18 July 2016 07:50
Some breast cancer patients are being failed, according to a study
Women whose breast cancer returns may be getting "second-rate care", a major new report warns.
Author Breast Cancer Care looked at 840 patients who were finally informed that they had an incurable, well-progressed form of breast cancer.
The charity says the system is failing women when they feel signs that their cancer is coming back.
But it also highlights a lack of awareness among women themselves.
Breast Cancer Care says both findings are "extremely worrying".
One in five women claim they present their symptoms to family doctors only to get treated for anot her illness, the study shows.
Others claim they have undergone months of painkillers or physiotherapy while their returning cancer remained undetected, not finding out until they were in A&E.
Holidays without hassle
Having breast cancer need not mean the end of holidays abroad, and these can be achieved stress-free through breast cancer-related travel insurance.
This cover protects patients if they need access to round-the-clock emergency medical assistance.
It will also pay up if travellers need replacement medication or have to return back to the UK for treatment.
• Around one in 12 (8%) of respondents were told of their returning breast cancer in A&E
• One in five say they did not see a doctor at a hospital for eight weeks, despite suspecting that not everything was right
• Over three in 10 (31%) felt that healthcare professionals were not listening to their fears that they might have breast cancer
The report also finds a lack of awareness surrounding advanced breast cancer in the patients themselves, as the following stats indicate:
• Around one in 12 (8%) definitely thought they had breast cancer
• Some 64% thought they did not have incurable cancer
• 58% were incapable of spotting breast cancer's tell-tale signs
What the expert says
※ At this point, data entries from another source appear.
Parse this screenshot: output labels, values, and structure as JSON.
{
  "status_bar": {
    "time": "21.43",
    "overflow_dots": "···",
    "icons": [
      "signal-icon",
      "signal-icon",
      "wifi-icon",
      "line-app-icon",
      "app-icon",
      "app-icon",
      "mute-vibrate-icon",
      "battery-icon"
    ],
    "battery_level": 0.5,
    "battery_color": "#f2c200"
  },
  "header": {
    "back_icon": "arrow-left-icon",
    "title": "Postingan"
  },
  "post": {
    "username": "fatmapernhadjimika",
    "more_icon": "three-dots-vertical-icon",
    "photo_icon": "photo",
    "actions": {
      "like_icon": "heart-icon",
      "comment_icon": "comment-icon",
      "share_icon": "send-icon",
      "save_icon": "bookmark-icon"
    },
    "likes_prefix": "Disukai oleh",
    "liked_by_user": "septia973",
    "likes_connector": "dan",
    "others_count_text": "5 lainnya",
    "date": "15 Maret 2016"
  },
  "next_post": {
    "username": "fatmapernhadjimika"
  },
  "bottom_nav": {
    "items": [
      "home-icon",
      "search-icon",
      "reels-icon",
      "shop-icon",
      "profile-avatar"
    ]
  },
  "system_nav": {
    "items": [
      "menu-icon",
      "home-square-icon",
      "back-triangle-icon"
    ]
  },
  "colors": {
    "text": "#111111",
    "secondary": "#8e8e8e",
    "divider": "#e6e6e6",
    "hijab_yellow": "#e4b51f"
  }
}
Breast Cancer Care chief executive Samia al Qadhi says the report's conclusions are "extremely worrying".
She says it reveals just how inadequate the level of care is for advanced breast cancer patients.